- **DATA TO USE**:
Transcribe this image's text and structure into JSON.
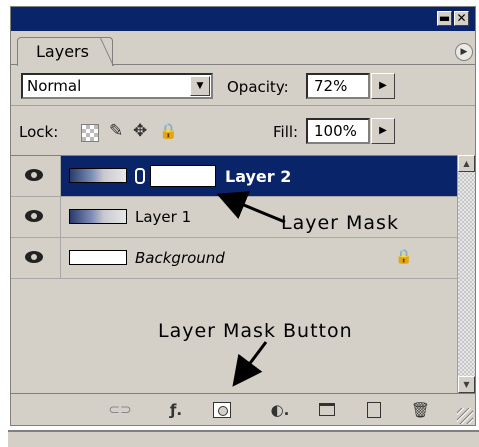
{
  "panel": {
    "title": "",
    "window_buttons": {
      "minimize": "▬",
      "close": "✕"
    },
    "tab": {
      "label": "Layers"
    },
    "menu_icon": "▶"
  },
  "blend": {
    "mode": "Normal",
    "dropdown_icon": "▼",
    "opacity_label": "Opacity:",
    "opacity_value": "72%",
    "opacity_stepper_icon": "▶"
  },
  "lock": {
    "label": "Lock:",
    "icons": [
      "lock-transparency-icon",
      "lock-image-icon",
      "lock-position-icon",
      "lock-all-icon"
    ],
    "brush_glyph": "✎",
    "move_glyph": "✥",
    "all_glyph": "🔒",
    "fill_label": "Fill:",
    "fill_value": "100%",
    "fill_stepper_icon": "▶"
  },
  "layers": [
    {
      "name": "Layer 2",
      "selected": true,
      "has_mask": true,
      "visible": true
    },
    {
      "name": "Layer 1",
      "selected": false,
      "has_mask": false,
      "visible": true
    },
    {
      "name": "Background",
      "selected": false,
      "has_mask": false,
      "visible": true,
      "locked": true,
      "lock_glyph": "🔒"
    }
  ],
  "annotations": {
    "layer_mask": "Layer Mask",
    "layer_mask_button": "Layer Mask Button"
  },
  "toolbar": {
    "link_glyph": "⊂⊃",
    "style_glyph": "ƒ.",
    "adjust_glyph": "◐.",
    "trash_glyph": "🗑"
  },
  "scrollbar": {
    "up": "▲",
    "down": "▼"
  },
  "colors": {
    "titlebar": "#0a246a",
    "panel_bg": "#d4d0c8",
    "selected_row": "#0a246a"
  }
}
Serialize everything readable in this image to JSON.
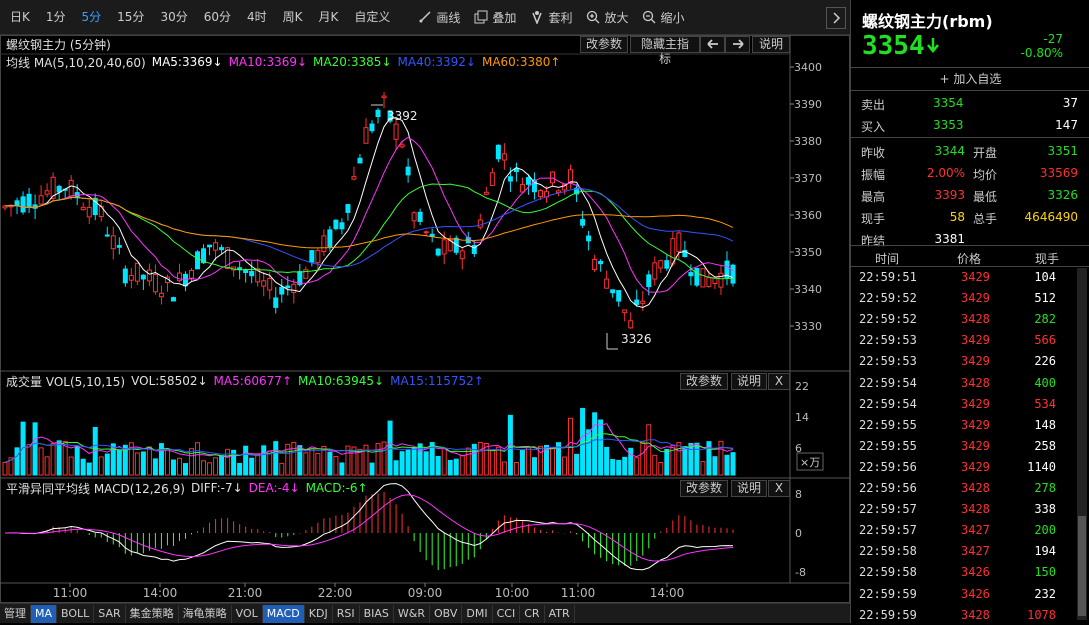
{
  "toolbar": {
    "periods": [
      "日K",
      "1分",
      "5分",
      "15分",
      "30分",
      "60分",
      "4时",
      "周K",
      "月K",
      "自定义"
    ],
    "active_period": "5分",
    "tools": [
      {
        "label": "画线",
        "icon": "draw-line-icon"
      },
      {
        "label": "叠加",
        "icon": "overlay-icon"
      },
      {
        "label": "套利",
        "icon": "arbitrage-icon"
      },
      {
        "label": "放大",
        "icon": "zoom-in-icon"
      },
      {
        "label": "缩小",
        "icon": "zoom-out-icon"
      }
    ]
  },
  "main_panel": {
    "title": "螺纹钢主力 (5分钟)",
    "buttons": [
      "改参数",
      "隐藏主指标",
      "说明"
    ],
    "indicator_line": [
      {
        "text": "均线 MA(5,10,20,40,60)",
        "color": "#e0e0e0"
      },
      {
        "text": "MA5:3369↓",
        "color": "#ffffff"
      },
      {
        "text": "MA10:3369↓",
        "color": "#ff33ff"
      },
      {
        "text": "MA20:3385↓",
        "color": "#33ff33"
      },
      {
        "text": "MA40:3392↓",
        "color": "#3355ff"
      },
      {
        "text": "MA60:3380↑",
        "color": "#ff9900"
      }
    ],
    "y_ticks": [
      "3400",
      "3390",
      "3380",
      "3370",
      "3360",
      "3350",
      "3340",
      "3330"
    ],
    "high_label": "3392",
    "low_label": "3326"
  },
  "volume_panel": {
    "indicator_line": [
      {
        "text": "成交量 VOL(5,10,15)",
        "color": "#e0e0e0"
      },
      {
        "text": "VOL:58502↓",
        "color": "#e0e0e0"
      },
      {
        "text": "MA5:60677↑",
        "color": "#ff33ff"
      },
      {
        "text": "MA10:63945↓",
        "color": "#33ff33"
      },
      {
        "text": "MA15:115752↑",
        "color": "#3355ff"
      }
    ],
    "buttons": [
      "改参数",
      "说明",
      "X"
    ],
    "y_ticks": [
      "22",
      "14",
      "6"
    ],
    "unit": "×万"
  },
  "macd_panel": {
    "indicator_line": [
      {
        "text": "平滑异同平均线 MACD(12,26,9)",
        "color": "#e0e0e0"
      },
      {
        "text": "DIFF:-7↓",
        "color": "#e0e0e0"
      },
      {
        "text": "DEA:-4↓",
        "color": "#ff33ff"
      },
      {
        "text": "MACD:-6↑",
        "color": "#33ff33"
      }
    ],
    "buttons": [
      "改参数",
      "说明",
      "X"
    ],
    "y_ticks": [
      "8",
      "0",
      "-8"
    ]
  },
  "x_axis": [
    "11:00",
    "14:00",
    "21:00",
    "22:00",
    "09:00",
    "10:00",
    "11:00",
    "14:00"
  ],
  "bottom_tabs": [
    "管理",
    "MA",
    "BOLL",
    "SAR",
    "集金策略",
    "海龟策略",
    "VOL",
    "MACD",
    "KDJ",
    "RSI",
    "BIAS",
    "W&R",
    "OBV",
    "DMI",
    "CCI",
    "CR",
    "ATR"
  ],
  "active_tabs": [
    "MA",
    "MACD"
  ],
  "quote": {
    "title": "螺纹钢主力(rbm)",
    "price": "3354",
    "change": "-27",
    "change_pct": "-0.80%",
    "add_watch": "加入自选",
    "sell": {
      "label": "卖出",
      "price": "3354",
      "vol": "37"
    },
    "buy": {
      "label": "买入",
      "price": "3353",
      "vol": "147"
    },
    "stats": [
      [
        {
          "l": "昨收",
          "v": "3344",
          "c": "grn"
        },
        {
          "l": "开盘",
          "v": "3351",
          "c": "grn"
        }
      ],
      [
        {
          "l": "振幅",
          "v": "2.00%",
          "c": "red"
        },
        {
          "l": "均价",
          "v": "33569",
          "c": "red"
        }
      ],
      [
        {
          "l": "最高",
          "v": "3393",
          "c": "red"
        },
        {
          "l": "最低",
          "v": "3326",
          "c": "grn"
        }
      ],
      [
        {
          "l": "现手",
          "v": "58",
          "c": "ylw"
        },
        {
          "l": "总手",
          "v": "4646490",
          "c": "ylw"
        }
      ],
      [
        {
          "l": "昨结",
          "v": "3381",
          "c": "wht"
        }
      ]
    ],
    "tick_headers": [
      "时间",
      "价格",
      "现手"
    ],
    "ticks": [
      [
        "22:59:51",
        "3429",
        "104",
        "wht"
      ],
      [
        "22:59:52",
        "3429",
        "512",
        "wht"
      ],
      [
        "22:59:52",
        "3428",
        "282",
        "grn"
      ],
      [
        "22:59:53",
        "3429",
        "566",
        "red"
      ],
      [
        "22:59:53",
        "3429",
        "226",
        "wht"
      ],
      [
        "22:59:54",
        "3428",
        "400",
        "grn"
      ],
      [
        "22:59:54",
        "3429",
        "534",
        "red"
      ],
      [
        "22:59:55",
        "3429",
        "148",
        "wht"
      ],
      [
        "22:59:55",
        "3429",
        "258",
        "wht"
      ],
      [
        "22:59:56",
        "3429",
        "1140",
        "wht"
      ],
      [
        "22:59:56",
        "3428",
        "278",
        "grn"
      ],
      [
        "22:59:57",
        "3428",
        "338",
        "wht"
      ],
      [
        "22:59:57",
        "3427",
        "200",
        "grn"
      ],
      [
        "22:59:58",
        "3427",
        "194",
        "wht"
      ],
      [
        "22:59:58",
        "3426",
        "150",
        "grn"
      ],
      [
        "22:59:59",
        "3426",
        "232",
        "wht"
      ],
      [
        "22:59:59",
        "3428",
        "1078",
        "red"
      ]
    ]
  },
  "colors": {
    "up": "#ff3030",
    "down": "#00e5ff",
    "green": "#20e020",
    "accent": "#38a0ff"
  }
}
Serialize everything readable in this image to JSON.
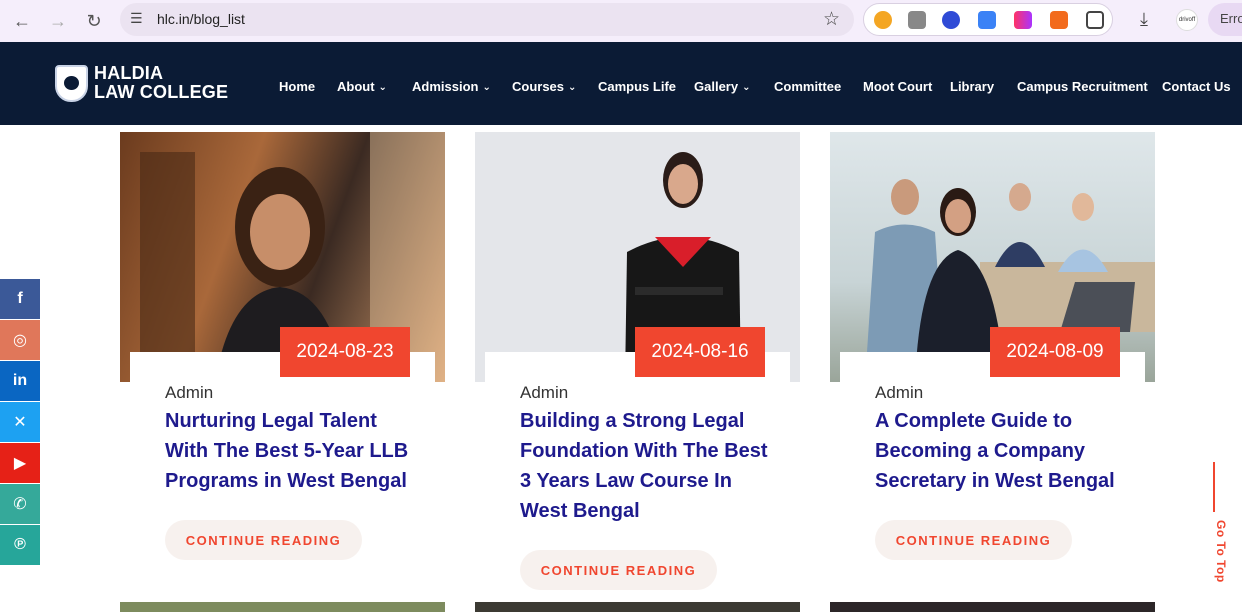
{
  "browser": {
    "url": "hlc.in/blog_list",
    "profile_label": "drivoff",
    "error_label": "Erro"
  },
  "site": {
    "logo_line1": "HALDIA",
    "logo_line2": "LAW COLLEGE",
    "menu": [
      {
        "label": "Home",
        "dropdown": false
      },
      {
        "label": "About",
        "dropdown": true
      },
      {
        "label": "Admission",
        "dropdown": true
      },
      {
        "label": "Courses",
        "dropdown": true
      },
      {
        "label": "Campus Life",
        "dropdown": false
      },
      {
        "label": "Gallery",
        "dropdown": true
      },
      {
        "label": "Committee",
        "dropdown": false
      },
      {
        "label": "Moot Court",
        "dropdown": false
      },
      {
        "label": "Library",
        "dropdown": false
      },
      {
        "label": "Campus Recruitment",
        "dropdown": false
      },
      {
        "label": "Contact Us",
        "dropdown": false
      }
    ]
  },
  "social": [
    {
      "icon": "facebook-icon",
      "glyph": "f",
      "color": "#3b5998"
    },
    {
      "icon": "instagram-icon",
      "glyph": "◎",
      "color": "#e0775a"
    },
    {
      "icon": "linkedin-icon",
      "glyph": "in",
      "color": "#0a66c2"
    },
    {
      "icon": "x-icon",
      "glyph": "✕",
      "color": "#1da1f2"
    },
    {
      "icon": "youtube-icon",
      "glyph": "▶",
      "color": "#e62117"
    },
    {
      "icon": "phone-icon",
      "glyph": "✆",
      "color": "#35a99a"
    },
    {
      "icon": "pinterest-icon",
      "glyph": "℗",
      "color": "#26a69a"
    }
  ],
  "posts": [
    {
      "date": "2024-08-23",
      "author": "Admin",
      "title": "Nurturing Legal Talent With The Best 5-Year LLB Programs in West Bengal",
      "cta": "CONTINUE READING"
    },
    {
      "date": "2024-08-16",
      "author": "Admin",
      "title": "Building a Strong Legal Foundation With The Best 3 Years Law Course In West Bengal",
      "cta": "CONTINUE READING"
    },
    {
      "date": "2024-08-09",
      "author": "Admin",
      "title": "A Complete Guide to Becoming a Company Secretary in West Bengal",
      "cta": "CONTINUE READING"
    }
  ],
  "go_to_top": "Go To Top"
}
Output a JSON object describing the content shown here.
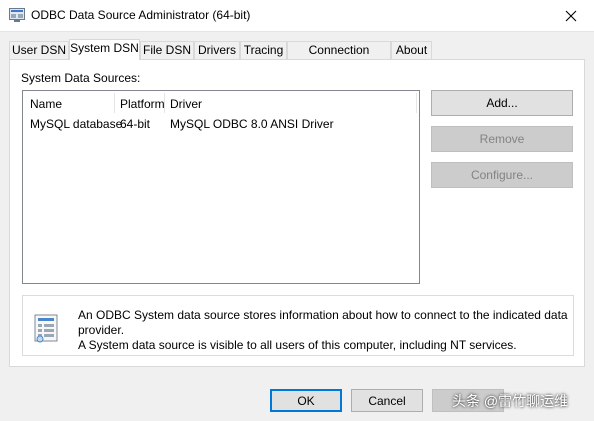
{
  "window": {
    "title": "ODBC Data Source Administrator (64-bit)",
    "app_icon": "odbc-admin-icon",
    "close_icon": "close-icon"
  },
  "tabs": [
    {
      "label": "User DSN"
    },
    {
      "label": "System DSN",
      "active": true
    },
    {
      "label": "File DSN"
    },
    {
      "label": "Drivers"
    },
    {
      "label": "Tracing"
    },
    {
      "label": "Connection Pooling"
    },
    {
      "label": "About"
    }
  ],
  "system_dsn": {
    "section_label": "System Data Sources:",
    "columns": [
      "Name",
      "Platform",
      "Driver"
    ],
    "rows": [
      {
        "name": "MySQL database",
        "platform": "64-bit",
        "driver": "MySQL ODBC 8.0 ANSI Driver"
      }
    ],
    "buttons": {
      "add": "Add...",
      "remove": "Remove",
      "configure": "Configure..."
    },
    "info": {
      "icon": "data-source-info-icon",
      "line1": "An ODBC System data source stores information about how to connect to the indicated data provider.",
      "line2": "A System data source is visible to all users of this computer, including NT services."
    }
  },
  "footer": {
    "ok": "OK",
    "cancel": "Cancel",
    "watermark": "头条 @雷竹聊运维"
  },
  "colors": {
    "accent": "#0078d7",
    "list_border": "#828790"
  }
}
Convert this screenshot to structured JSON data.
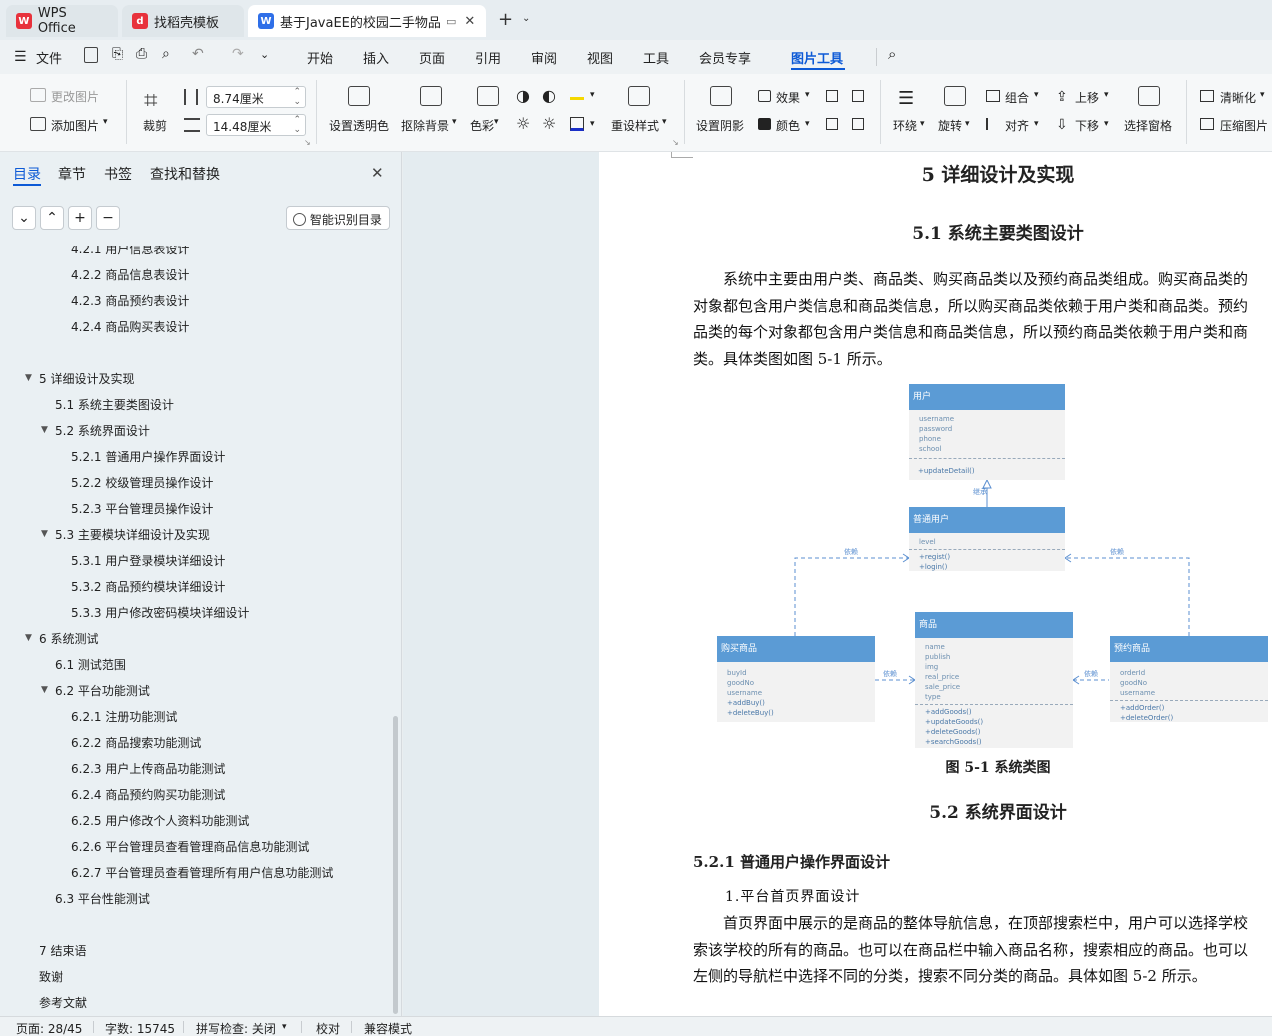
{
  "tabs": [
    {
      "label": "WPS Office"
    },
    {
      "label": "找稻壳模板"
    },
    {
      "label": "基于JavaEE的校园二手物品交"
    }
  ],
  "menu": {
    "file": "文件",
    "items": [
      "开始",
      "插入",
      "页面",
      "引用",
      "审阅",
      "视图",
      "工具",
      "会员专享",
      "图片工具"
    ]
  },
  "ribbon": {
    "change_pic": "更改图片",
    "add_pic": "添加图片",
    "crop": "裁剪",
    "width_value": "8.74厘米",
    "height_value": "14.48厘米",
    "transparent": "设置透明色",
    "remove_bg": "抠除背景",
    "color": "色彩",
    "reset_style": "重设样式",
    "shadow": "设置阴影",
    "effect": "效果",
    "fill_color": "颜色",
    "wrap": "环绕",
    "rotate": "旋转",
    "group": "组合",
    "align": "对齐",
    "up": "上移",
    "down": "下移",
    "select_pane": "选择窗格",
    "sharpen": "清晰化",
    "compress": "压缩图片"
  },
  "nav": {
    "tabs": [
      "目录",
      "章节",
      "书签",
      "查找和替换"
    ],
    "smart_btn": "智能识别目录",
    "items": [
      {
        "label": "4.2.1  用户信息表设计",
        "level": 3
      },
      {
        "label": "4.2.2  商品信息表设计",
        "level": 3
      },
      {
        "label": "4.2.3  商品预约表设计",
        "level": 3
      },
      {
        "label": "4.2.4  商品购买表设计",
        "level": 3
      },
      {
        "label": "5  详细设计及实现",
        "level": 1
      },
      {
        "label": "5.1  系统主要类图设计",
        "level": 2
      },
      {
        "label": "5.2  系统界面设计",
        "level": 2
      },
      {
        "label": "5.2.1  普通用户操作界面设计",
        "level": 3
      },
      {
        "label": "5.2.2  校级管理员操作设计",
        "level": 3
      },
      {
        "label": "5.2.3  平台管理员操作设计",
        "level": 3
      },
      {
        "label": "5.3  主要模块详细设计及实现",
        "level": 2
      },
      {
        "label": "5.3.1  用户登录模块详细设计",
        "level": 3
      },
      {
        "label": "5.3.2  商品预约模块详细设计",
        "level": 3
      },
      {
        "label": "5.3.3  用户修改密码模块详细设计",
        "level": 3
      },
      {
        "label": "6  系统测试",
        "level": 1
      },
      {
        "label": "6.1  测试范围",
        "level": 2
      },
      {
        "label": "6.2  平台功能测试",
        "level": 2
      },
      {
        "label": "6.2.1  注册功能测试",
        "level": 3
      },
      {
        "label": "6.2.2  商品搜索功能测试",
        "level": 3
      },
      {
        "label": "6.2.3  用户上传商品功能测试",
        "level": 3
      },
      {
        "label": "6.2.4  商品预约购买功能测试",
        "level": 3
      },
      {
        "label": "6.2.5  用户修改个人资料功能测试",
        "level": 3
      },
      {
        "label": "6.2.6  平台管理员查看管理商品信息功能测试",
        "level": 3
      },
      {
        "label": "6.2.7  平台管理员查看管理所有用户信息功能测试",
        "level": 3
      },
      {
        "label": "6.3  平台性能测试",
        "level": 2
      },
      {
        "label": "7  结束语",
        "level": 1
      },
      {
        "label": "致谢",
        "level": 1
      },
      {
        "label": "参考文献",
        "level": 1
      }
    ]
  },
  "doc": {
    "h1": "5  详细设计及实现",
    "h2a": "5.1  系统主要类图设计",
    "p1": [
      "系统中主要由用户类、商品类、购买商品类以及预约商品类组成。购买商品类的",
      "对象都包含用户类信息和商品类信息，所以购买商品类依赖于用户类和商品类。预约",
      "品类的每个对象都包含用户类信息和商品类信息，所以预约商品类依赖于用户类和商",
      "类。具体类图如图 5-1 所示。"
    ],
    "caption": "图 5-1  系统类图",
    "h2b": "5.2  系统界面设计",
    "h3": "5.2.1  普通用户操作界面设计",
    "sub": "1.平台首页界面设计",
    "p2": [
      "首页界面中展示的是商品的整体导航信息，在顶部搜索栏中，用户可以选择学校",
      "索该学校的所有的商品。也可以在商品栏中输入商品名称，搜索相应的商品。也可以",
      "左侧的导航栏中选择不同的分类，搜索不同分类的商品。具体如图 5-2 所示。"
    ]
  },
  "uml": {
    "user": {
      "name": "用户",
      "attrs": [
        "username",
        "password",
        "phone",
        "school"
      ],
      "methods": [
        "+updateDetail()"
      ]
    },
    "normal": {
      "name": "普通用户",
      "attrs": [
        "level"
      ],
      "methods": [
        "+regist()",
        "+login()"
      ]
    },
    "goods": {
      "name": "商品",
      "attrs": [
        "name",
        "publish",
        "img",
        "real_price",
        "sale_price",
        "type"
      ],
      "methods": [
        "+addGoods()",
        "+updateGoods()",
        "+deleteGoods()",
        "+searchGoods()"
      ]
    },
    "buy": {
      "name": "购买商品",
      "attrs": [
        "buyId",
        "goodNo",
        "username"
      ],
      "methods": [
        "+addBuy()",
        "+deleteBuy()"
      ]
    },
    "order": {
      "name": "预约商品",
      "attrs": [
        "orderId",
        "goodNo",
        "username"
      ],
      "methods": [
        "+addOrder()",
        "+deleteOrder()"
      ]
    },
    "dep": "依赖",
    "inherit": "继承"
  },
  "status": {
    "page": "页面: 28/45",
    "words": "字数: 15745",
    "spell": "拼写检查: 关闭",
    "proof": "校对",
    "compat": "兼容模式"
  }
}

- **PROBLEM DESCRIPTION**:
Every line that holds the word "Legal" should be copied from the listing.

- **RESPONSE**:
      "title": "Nurturing Legal Talent With The Best 5-Year LLB Programs in West Bengal",
      "title": "Building a Strong Legal Foundation With The Best 3 Years Law Course In West Bengal",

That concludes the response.